Turkish opposition mayor seeks foreign financing after state lender rejections

The opposition mayor of the southern Turkish province of Mersin is looking to secure financing for municipal infrastructure projects from foreign institutions as state-run banks are withholding lending, Sözcü reported on Monday.

Opposition mayor Vahap Seçer said state lenders had shut the doors on the city’s local government and he had been having difficulties with bureaucracy.

The Mersin municipality has borrowed $18.7 million for the city's water supply from the French Development Agency, a public financial institution fighting poverty and promoting sustainable development, Seçer said.

He also plans to secure financing for a transport project from foreign institutions.

Seçer is following the example of Istanbul's opposition mayor, Ekrem Imamoğlu, who turned to foreign investors for funding after being denied by state lenders. 

During a visit to London in early November, Imamoğlu discussed with foreign investors a possible $500 million bond sale that could help fund major projects.
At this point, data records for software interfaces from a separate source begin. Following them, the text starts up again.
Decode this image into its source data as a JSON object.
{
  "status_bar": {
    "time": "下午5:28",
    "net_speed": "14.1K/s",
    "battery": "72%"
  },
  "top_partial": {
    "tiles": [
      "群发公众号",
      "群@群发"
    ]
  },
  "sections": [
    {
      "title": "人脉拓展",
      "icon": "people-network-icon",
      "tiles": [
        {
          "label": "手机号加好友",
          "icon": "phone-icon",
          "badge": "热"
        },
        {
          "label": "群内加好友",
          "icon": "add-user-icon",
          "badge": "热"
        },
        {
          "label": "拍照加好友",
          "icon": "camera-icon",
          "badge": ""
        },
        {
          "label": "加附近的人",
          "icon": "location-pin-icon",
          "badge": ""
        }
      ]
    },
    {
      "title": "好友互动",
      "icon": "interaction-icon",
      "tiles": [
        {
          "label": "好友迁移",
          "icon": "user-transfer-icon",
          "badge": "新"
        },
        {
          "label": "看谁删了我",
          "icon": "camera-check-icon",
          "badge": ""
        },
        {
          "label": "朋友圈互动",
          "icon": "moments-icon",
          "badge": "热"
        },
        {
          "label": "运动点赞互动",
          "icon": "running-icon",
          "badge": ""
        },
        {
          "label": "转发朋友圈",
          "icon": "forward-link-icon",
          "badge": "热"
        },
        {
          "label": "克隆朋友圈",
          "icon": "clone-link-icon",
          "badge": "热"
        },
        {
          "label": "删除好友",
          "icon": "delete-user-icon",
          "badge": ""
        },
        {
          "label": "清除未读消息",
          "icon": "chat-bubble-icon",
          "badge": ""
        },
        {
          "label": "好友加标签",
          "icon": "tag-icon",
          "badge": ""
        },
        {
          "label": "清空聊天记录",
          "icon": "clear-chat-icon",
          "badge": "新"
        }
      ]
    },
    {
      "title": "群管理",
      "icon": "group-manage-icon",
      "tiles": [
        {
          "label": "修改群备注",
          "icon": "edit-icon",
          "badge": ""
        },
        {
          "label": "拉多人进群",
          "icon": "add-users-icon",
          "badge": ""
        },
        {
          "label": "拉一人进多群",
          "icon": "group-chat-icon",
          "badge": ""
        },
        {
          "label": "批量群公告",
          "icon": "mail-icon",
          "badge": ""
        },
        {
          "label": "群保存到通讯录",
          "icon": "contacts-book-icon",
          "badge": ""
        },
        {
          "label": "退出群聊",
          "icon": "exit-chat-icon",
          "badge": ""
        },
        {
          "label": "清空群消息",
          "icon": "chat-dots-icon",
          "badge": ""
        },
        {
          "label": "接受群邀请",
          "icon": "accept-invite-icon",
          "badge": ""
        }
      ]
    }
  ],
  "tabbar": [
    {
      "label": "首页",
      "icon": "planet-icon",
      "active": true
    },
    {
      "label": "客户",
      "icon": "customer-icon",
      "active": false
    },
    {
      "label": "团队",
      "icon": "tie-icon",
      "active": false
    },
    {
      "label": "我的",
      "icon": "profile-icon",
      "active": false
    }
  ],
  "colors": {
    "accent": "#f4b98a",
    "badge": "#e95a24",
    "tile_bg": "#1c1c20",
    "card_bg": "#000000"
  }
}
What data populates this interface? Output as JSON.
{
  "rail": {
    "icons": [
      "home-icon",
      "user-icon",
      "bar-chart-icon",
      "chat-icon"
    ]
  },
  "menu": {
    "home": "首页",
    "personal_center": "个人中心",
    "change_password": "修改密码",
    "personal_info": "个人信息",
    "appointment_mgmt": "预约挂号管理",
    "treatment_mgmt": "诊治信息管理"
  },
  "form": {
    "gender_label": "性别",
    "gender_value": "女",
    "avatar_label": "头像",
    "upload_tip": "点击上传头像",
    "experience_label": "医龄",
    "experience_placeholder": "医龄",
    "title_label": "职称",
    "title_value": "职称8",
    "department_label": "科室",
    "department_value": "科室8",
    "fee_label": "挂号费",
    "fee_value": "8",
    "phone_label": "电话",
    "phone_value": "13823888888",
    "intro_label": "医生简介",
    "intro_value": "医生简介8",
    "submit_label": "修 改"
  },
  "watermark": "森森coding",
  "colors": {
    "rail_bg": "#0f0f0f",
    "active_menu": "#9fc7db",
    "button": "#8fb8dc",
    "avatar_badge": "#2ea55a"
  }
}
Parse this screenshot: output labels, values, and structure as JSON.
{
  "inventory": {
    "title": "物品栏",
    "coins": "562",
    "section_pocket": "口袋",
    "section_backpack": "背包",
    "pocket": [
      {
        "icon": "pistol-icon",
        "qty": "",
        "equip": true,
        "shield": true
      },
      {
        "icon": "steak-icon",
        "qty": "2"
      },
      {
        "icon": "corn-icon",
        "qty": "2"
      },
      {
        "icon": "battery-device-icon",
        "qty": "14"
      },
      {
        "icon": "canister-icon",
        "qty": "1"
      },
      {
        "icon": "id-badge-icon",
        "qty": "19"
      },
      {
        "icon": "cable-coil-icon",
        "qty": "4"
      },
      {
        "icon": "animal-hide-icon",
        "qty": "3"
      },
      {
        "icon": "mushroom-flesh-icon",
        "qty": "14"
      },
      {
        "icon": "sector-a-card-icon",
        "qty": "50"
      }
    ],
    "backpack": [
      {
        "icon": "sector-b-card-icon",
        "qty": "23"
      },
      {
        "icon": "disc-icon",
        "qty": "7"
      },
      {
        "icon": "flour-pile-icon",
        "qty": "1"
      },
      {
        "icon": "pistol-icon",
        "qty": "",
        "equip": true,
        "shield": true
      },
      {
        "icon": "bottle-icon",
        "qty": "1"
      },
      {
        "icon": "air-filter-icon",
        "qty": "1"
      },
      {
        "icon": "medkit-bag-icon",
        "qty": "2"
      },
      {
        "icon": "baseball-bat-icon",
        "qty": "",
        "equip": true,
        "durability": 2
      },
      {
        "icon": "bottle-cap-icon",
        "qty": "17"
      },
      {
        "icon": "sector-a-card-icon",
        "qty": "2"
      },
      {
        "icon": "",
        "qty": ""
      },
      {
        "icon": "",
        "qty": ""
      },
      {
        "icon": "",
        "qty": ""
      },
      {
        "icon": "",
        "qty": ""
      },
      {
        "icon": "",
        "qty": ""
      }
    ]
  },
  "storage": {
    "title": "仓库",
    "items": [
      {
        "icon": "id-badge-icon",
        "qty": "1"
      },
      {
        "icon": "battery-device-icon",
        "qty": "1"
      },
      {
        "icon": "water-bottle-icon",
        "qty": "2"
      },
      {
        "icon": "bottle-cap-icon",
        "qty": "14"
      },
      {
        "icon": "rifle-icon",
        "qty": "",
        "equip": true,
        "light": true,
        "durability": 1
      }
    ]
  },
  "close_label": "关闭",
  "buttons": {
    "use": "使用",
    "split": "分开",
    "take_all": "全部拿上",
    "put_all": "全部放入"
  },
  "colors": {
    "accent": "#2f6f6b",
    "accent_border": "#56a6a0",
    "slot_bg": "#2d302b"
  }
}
He also announced that the municipality had secured $121 million of financing from Deutsche Bank for an underground transport project.